Task objective:
For each line below that includes the word "color", make a copy.

(Records from a dataset)

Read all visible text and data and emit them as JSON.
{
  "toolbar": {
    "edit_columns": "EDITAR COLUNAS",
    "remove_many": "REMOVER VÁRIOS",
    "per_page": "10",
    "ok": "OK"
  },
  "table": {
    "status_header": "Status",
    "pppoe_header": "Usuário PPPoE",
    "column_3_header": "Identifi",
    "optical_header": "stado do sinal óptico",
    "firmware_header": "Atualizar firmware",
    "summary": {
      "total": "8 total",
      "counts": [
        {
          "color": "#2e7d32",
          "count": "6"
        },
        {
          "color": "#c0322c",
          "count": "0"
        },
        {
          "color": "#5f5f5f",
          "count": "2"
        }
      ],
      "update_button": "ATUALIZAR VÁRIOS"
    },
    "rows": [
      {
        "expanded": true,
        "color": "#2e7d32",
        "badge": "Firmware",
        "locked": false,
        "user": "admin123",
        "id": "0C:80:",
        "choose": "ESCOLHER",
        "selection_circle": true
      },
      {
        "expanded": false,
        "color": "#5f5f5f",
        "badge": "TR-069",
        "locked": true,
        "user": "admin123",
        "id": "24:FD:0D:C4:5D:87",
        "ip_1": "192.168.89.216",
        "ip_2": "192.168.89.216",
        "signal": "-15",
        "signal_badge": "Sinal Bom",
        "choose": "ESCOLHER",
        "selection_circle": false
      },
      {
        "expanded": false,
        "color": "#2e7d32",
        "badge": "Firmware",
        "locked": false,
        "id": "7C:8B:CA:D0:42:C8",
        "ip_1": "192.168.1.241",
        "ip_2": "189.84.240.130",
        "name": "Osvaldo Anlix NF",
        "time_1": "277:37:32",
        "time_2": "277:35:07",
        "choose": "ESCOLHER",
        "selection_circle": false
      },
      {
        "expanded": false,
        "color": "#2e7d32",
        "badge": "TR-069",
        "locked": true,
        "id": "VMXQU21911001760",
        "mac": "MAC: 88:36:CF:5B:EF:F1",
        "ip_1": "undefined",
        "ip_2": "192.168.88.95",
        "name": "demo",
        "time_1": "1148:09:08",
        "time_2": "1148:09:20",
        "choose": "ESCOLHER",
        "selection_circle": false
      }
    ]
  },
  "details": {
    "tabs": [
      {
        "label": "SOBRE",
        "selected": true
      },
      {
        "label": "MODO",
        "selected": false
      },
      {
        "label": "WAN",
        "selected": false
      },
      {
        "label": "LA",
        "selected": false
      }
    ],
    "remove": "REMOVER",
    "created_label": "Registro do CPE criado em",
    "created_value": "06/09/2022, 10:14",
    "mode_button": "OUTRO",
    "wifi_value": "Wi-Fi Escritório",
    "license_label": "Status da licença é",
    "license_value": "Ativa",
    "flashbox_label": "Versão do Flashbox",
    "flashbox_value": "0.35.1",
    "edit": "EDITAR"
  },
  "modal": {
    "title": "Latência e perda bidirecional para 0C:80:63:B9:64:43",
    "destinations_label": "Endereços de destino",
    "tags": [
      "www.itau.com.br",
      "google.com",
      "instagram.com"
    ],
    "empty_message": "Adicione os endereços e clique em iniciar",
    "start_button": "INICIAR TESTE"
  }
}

Exercise response:
          "color": "#2e7d32",
          "color": "#c0322c",
          "color": "#5f5f5f",
        "color": "#2e7d32",
        "color": "#5f5f5f",
        "color": "#2e7d32",
        "color": "#2e7d32",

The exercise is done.